There are some restrictions on derivatives trading but certainly not as tough as originally discussed. Then, finally the elimination of compulsory arbitration that was one of the highlights that was discussed early in the debate but is missing in the final Act. The SEC is required to conduct a study. The result of that study, probably, won’t be known for a couple years but it is not in the final Act, by the way.
Here are some highlights and I think it is important:
– We have a watchdog bureau. There are lots of bureaus, commissions, agencies, you name it, and there are a lot of bureaucracy surrounding the new Dodd-Frank Act. We have a new watchdog bureau. There is a challenge to the Too big a sale. It’s going to be difficult to fall under that protection now as a financial services company. The financial crisis monitoring system is going to be enhanced. We will talk a little bit about that later. The disclosure requirements are going to be enhanced for exotic investments. Shareholders are going to have a voice in executive compensation. I’m not sure how that is different from the system now, but I did now that they will have access to proxy materials, which I think is not the case now. Oversight of the credit ratings services, which will fall under the SEC, which will certainly be a new issue for all of us. Restraints in general, all the oversight and it formalizes a whistleblower system, which has gotten a lot of people excited but I will not discuss that later. There are certainly some reasons to doubt whether that’s going to be as effective as people might imagine.
Here’s the new watchdog bureau. Let’s talk about that. I have abbreviated it to CFPB (Consumer Finance Protection Bureau). It’s an independent part of the Federal Reserve System. It has a $500 million stand-alone budget. I think that from what I understand from some contacts in government authorities, it will be pulling from a lot of different organizations, including the SEC, probably FINRA, maybe even the IRS and the FBI. It is a broad authority.
This is interesting too. The new CFPB will not have to ask Congress to make new laws. Under the guidelines and the mandate given to the CFPB, it can manage by rules. Certainly, the rules cannot be in conflict with some broad-based Constitutional issues, but from what I understand, is that they’ll be able to set new guidelines without going to Congress for approval. It’s going to have a new office, a financial literacy and this is going to be very powerful, by any measure, a powerful new Bureau.
Here were the candidates. When I first did these, there were three candidates and after the initial appointment of Ms. Warren, I still left him up here because I think, it is a very interesting list of very qualified people.

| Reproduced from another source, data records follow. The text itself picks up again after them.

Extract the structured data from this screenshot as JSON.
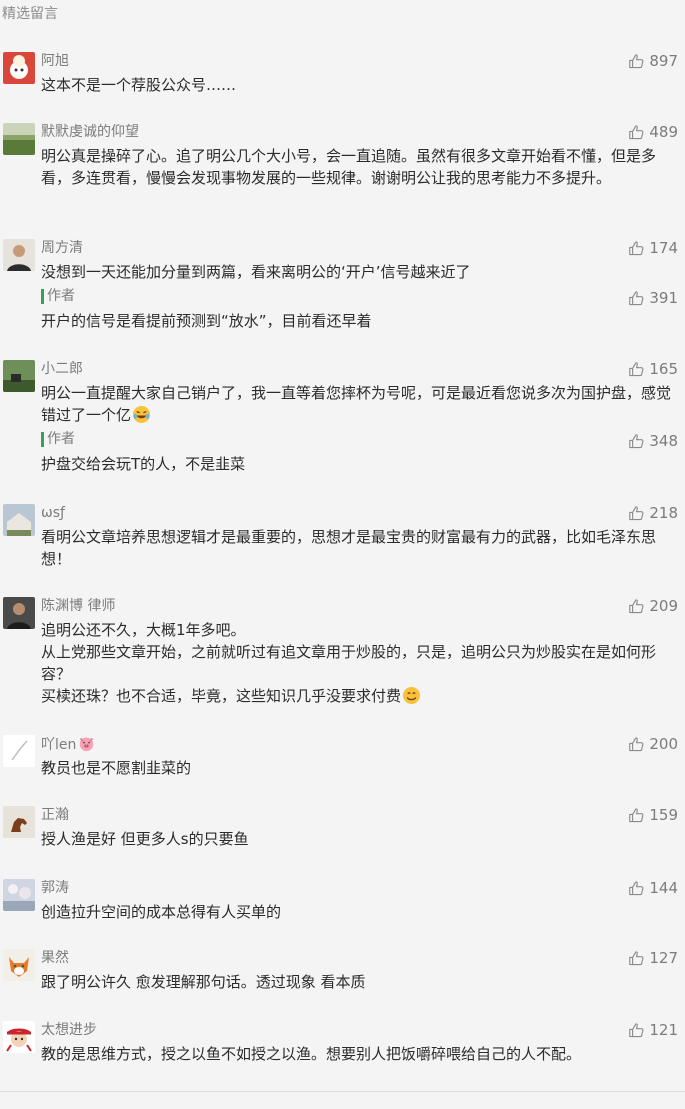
{
  "section_title": "精选留言",
  "comments": [
    {
      "name": "阿旭",
      "likes": "897",
      "text": "这本不是一个荐股公众号……"
    },
    {
      "name": "默默虔诚的仰望",
      "likes": "489",
      "text": "明公真是操碎了心。追了明公几个大小号，会一直追随。虽然有很多文章开始看不懂，但是多看，多连贯看，慢慢会发现事物发展的一些规律。谢谢明公让我的思考能力不多提升。"
    },
    {
      "name": "周方清",
      "likes": "174",
      "text": "没想到一天还能加分量到两篇，看来离明公的‘开户’信号越来近了",
      "reply": {
        "label": "作者",
        "likes": "391",
        "text": "开户的信号是看提前预测到“放水”，目前看还早着"
      }
    },
    {
      "name": "小二郎",
      "likes": "165",
      "text": "明公一直提醒大家自己销户了，我一直等着您摔杯为号呢，可是最近看您说多次为国护盘，感觉错过了一个亿",
      "reply": {
        "label": "作者",
        "likes": "348",
        "text": "护盘交给会玩T的人，不是韭菜"
      }
    },
    {
      "name": "ωsƒ",
      "likes": "218",
      "text": "看明公文章培养思想逻辑才是最重要的，思想才是最宝贵的财富最有力的武器，比如毛泽东思想！"
    },
    {
      "name": "陈渊博 律师",
      "likes": "209",
      "line1": "追明公还不久，大概1年多吧。",
      "line2": "从上党那些文章开始，之前就听过有追文章用于炒股的，只是，追明公只为炒股实在是如何形容？",
      "line3": "买椟还珠？也不合适，毕竟，这些知识几乎没要求付费"
    },
    {
      "name": "吖len",
      "likes": "200",
      "text": "教员也是不愿割韭菜的"
    },
    {
      "name": "正瀚",
      "likes": "159",
      "text": "授人渔是好 但更多人s的只要鱼"
    },
    {
      "name": "郭涛",
      "likes": "144",
      "text": "创造拉升空间的成本总得有人买单的"
    },
    {
      "name": "果然",
      "likes": "127",
      "text": "跟了明公许久 愈发理解那句话。透过现象 看本质"
    },
    {
      "name": "太想进步",
      "likes": "121",
      "text": "教的是思维方式，授之以鱼不如授之以渔。想要别人把饭嚼碎喂给自己的人不配。"
    }
  ],
  "icons": {
    "like": "thumbs-up-icon",
    "laugh_emoji": "laughing-tears-emoji",
    "smile_emoji": "smile-emoji",
    "pig_emoji": "pig-face-emoji"
  },
  "colors": {
    "author_bar": "#35a25c",
    "muted": "#7c7c7c",
    "text": "#2b2b2b"
  }
}
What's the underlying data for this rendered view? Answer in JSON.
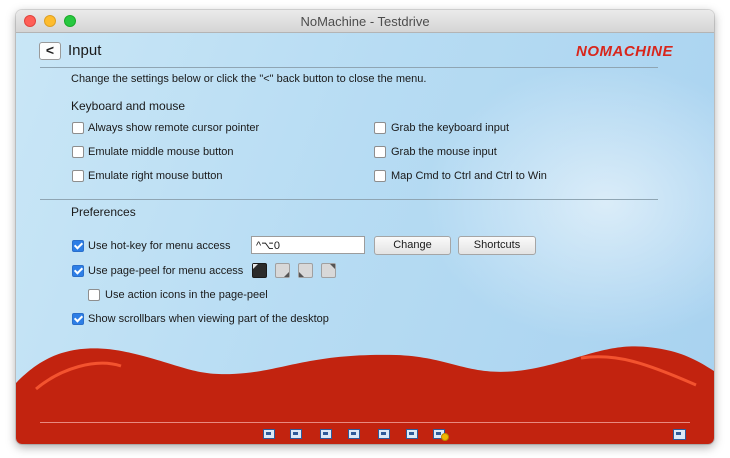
{
  "window": {
    "title": "NoMachine - Testdrive"
  },
  "header": {
    "back_label": "<",
    "title": "Input",
    "logo": "NOMACHINE"
  },
  "intro": "Change the settings below or click the \"<\" back button to close the menu.",
  "keyboard": {
    "heading": "Keyboard and mouse",
    "options": [
      {
        "label": "Always show remote cursor pointer",
        "checked": false
      },
      {
        "label": "Emulate middle mouse button",
        "checked": false
      },
      {
        "label": "Emulate right mouse button",
        "checked": false
      },
      {
        "label": "Grab the keyboard input",
        "checked": false
      },
      {
        "label": "Grab the mouse input",
        "checked": false
      },
      {
        "label": "Map Cmd to Ctrl and Ctrl to Win",
        "checked": false
      }
    ]
  },
  "preferences": {
    "heading": "Preferences",
    "hotkey": {
      "label": "Use hot-key for menu access",
      "checked": true,
      "value": "^⌥0",
      "change_label": "Change",
      "shortcuts_label": "Shortcuts"
    },
    "pagepeel": {
      "label": "Use page-peel for menu access",
      "checked": true,
      "corners": [
        "top-left",
        "bottom-right",
        "bottom-left",
        "top-right"
      ],
      "selected_corner": "top-left"
    },
    "action_icons": {
      "label": "Use action icons in the page-peel",
      "checked": false
    },
    "scrollbars": {
      "label": "Show scrollbars when viewing part of the desktop",
      "checked": true
    }
  },
  "toolbar": {
    "icons": [
      "display-fit-icon",
      "display-window-icon",
      "display-viewport-icon",
      "display-scale-icon",
      "fullscreen-icon",
      "resize-remote-icon",
      "display-settings-icon"
    ],
    "right_icon": "monitor-settings-icon"
  },
  "colors": {
    "accent": "#2d7ee6",
    "brand": "#d8261c",
    "wave": "#c2230f"
  }
}
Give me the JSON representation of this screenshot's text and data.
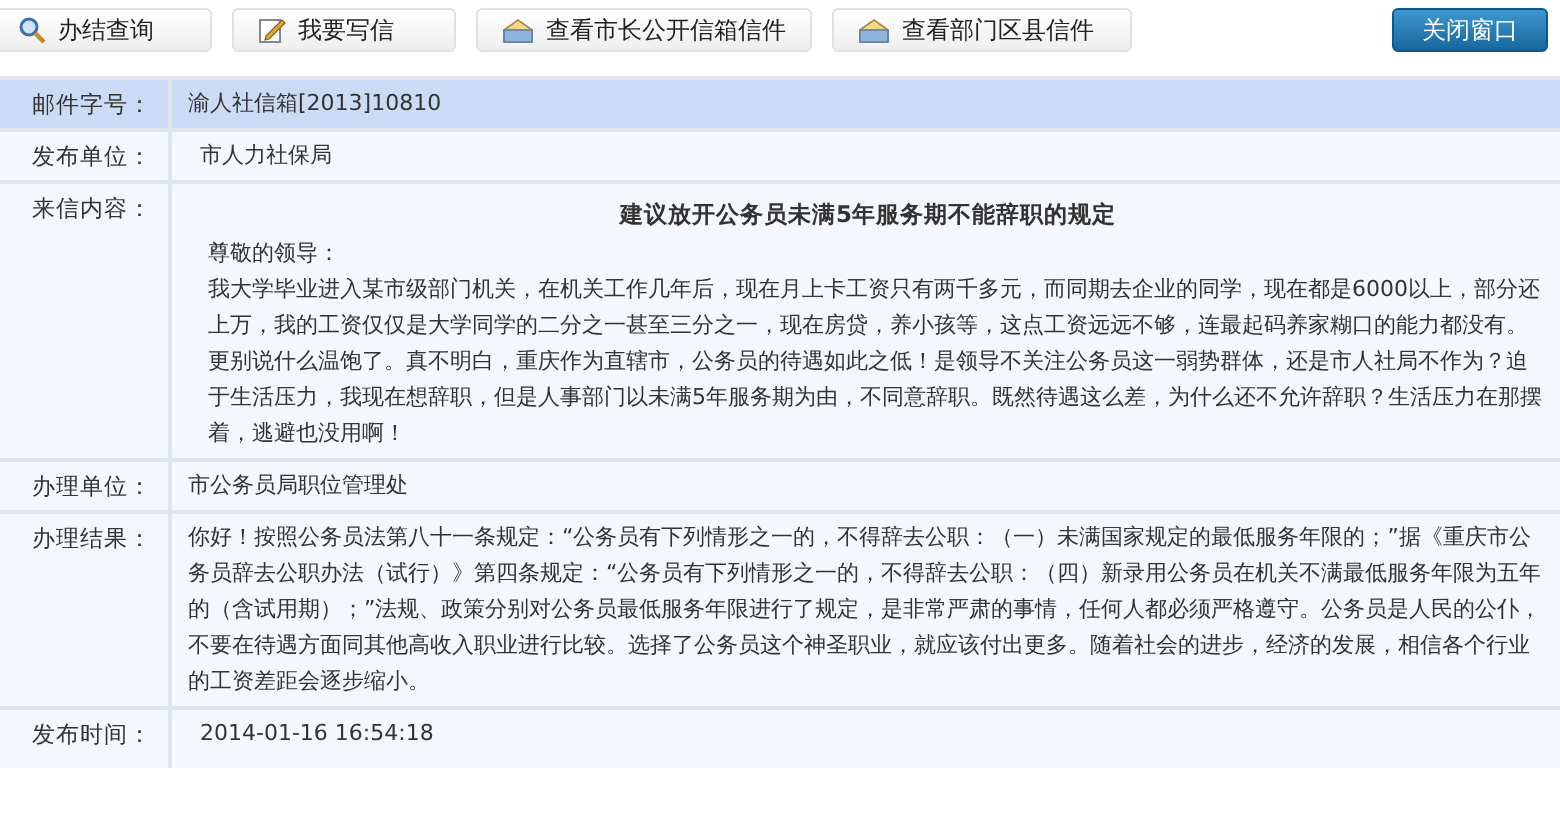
{
  "toolbar": {
    "buttons": [
      {
        "label": "办结查询",
        "kind": "search"
      },
      {
        "label": "我要写信",
        "kind": "write"
      },
      {
        "label": "查看市长公开信箱信件",
        "kind": "mailbox"
      },
      {
        "label": "查看部门区县信件",
        "kind": "mailbox"
      }
    ],
    "close_button": "关闭窗口"
  },
  "rows": [
    {
      "kind": "field",
      "label": "邮件字号：",
      "value": "渝人社信箱[2013]10810",
      "highlighted": true
    },
    {
      "kind": "field",
      "label": "发布单位：",
      "value": "市人力社保局",
      "highlighted": false
    },
    {
      "kind": "letter",
      "label": "来信内容：",
      "title": "建议放开公务员未满5年服务期不能辞职的规定",
      "greeting": "尊敬的领导：",
      "body": "我大学毕业进入某市级部门机关，在机关工作几年后，现在月上卡工资只有两千多元，而同期去企业的同学，现在都是6000以上，部分还上万，我的工资仅仅是大学同学的二分之一甚至三分之一，现在房贷，养小孩等，这点工资远远不够，连最起码养家糊口的能力都没有。更别说什么温饱了。真不明白，重庆作为直辖市，公务员的待遇如此之低！是领导不关注公务员这一弱势群体，还是市人社局不作为？迫于生活压力，我现在想辞职，但是人事部门以未满5年服务期为由，不同意辞职。既然待遇这么差，为什么还不允许辞职？生活压力在那摆着，逃避也没用啊！",
      "highlighted": false
    },
    {
      "kind": "field",
      "label": "办理单位：",
      "value": "市公务员局职位管理处",
      "highlighted": false
    },
    {
      "kind": "field",
      "label": "办理结果：",
      "value": "你好！按照公务员法第八十一条规定：“公务员有下列情形之一的，不得辞去公职：（一）未满国家规定的最低服务年限的；”据《重庆市公务员辞去公职办法（试行）》第四条规定：“公务员有下列情形之一的，不得辞去公职：（四）新录用公务员在机关不满最低服务年限为五年的（含试用期）；”法规、政策分别对公务员最低服务年限进行了规定，是非常严肃的事情，任何人都必须严格遵守。公务员是人民的公仆，不要在待遇方面同其他高收入职业进行比较。选择了公务员这个神圣职业，就应该付出更多。随着社会的进步，经济的发展，相信各个行业的工资差距会逐步缩小。",
      "highlighted": false
    },
    {
      "kind": "field",
      "label": "发布时间：",
      "value": "2014-01-16 16:54:18",
      "highlighted": false
    }
  ]
}
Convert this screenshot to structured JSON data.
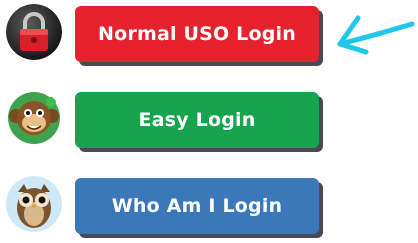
{
  "logins": [
    {
      "label": "Normal USO Login",
      "avatar_icon": "padlock-icon",
      "color": "#e5222e"
    },
    {
      "label": "Easy Login",
      "avatar_icon": "monkey-icon",
      "color": "#17a44e"
    },
    {
      "label": "Who Am I Login",
      "avatar_icon": "owl-icon",
      "color": "#3a78b9"
    }
  ],
  "annotation": {
    "icon": "arrow-left-icon",
    "color": "#1ec8ea"
  }
}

TASAnet, expert witness referral specialists, present: The Dodd-Frank Wall Street Reform & Consumer Protection Act: The Impact on Regulatory Mandates & Securities Litigation Pt. 3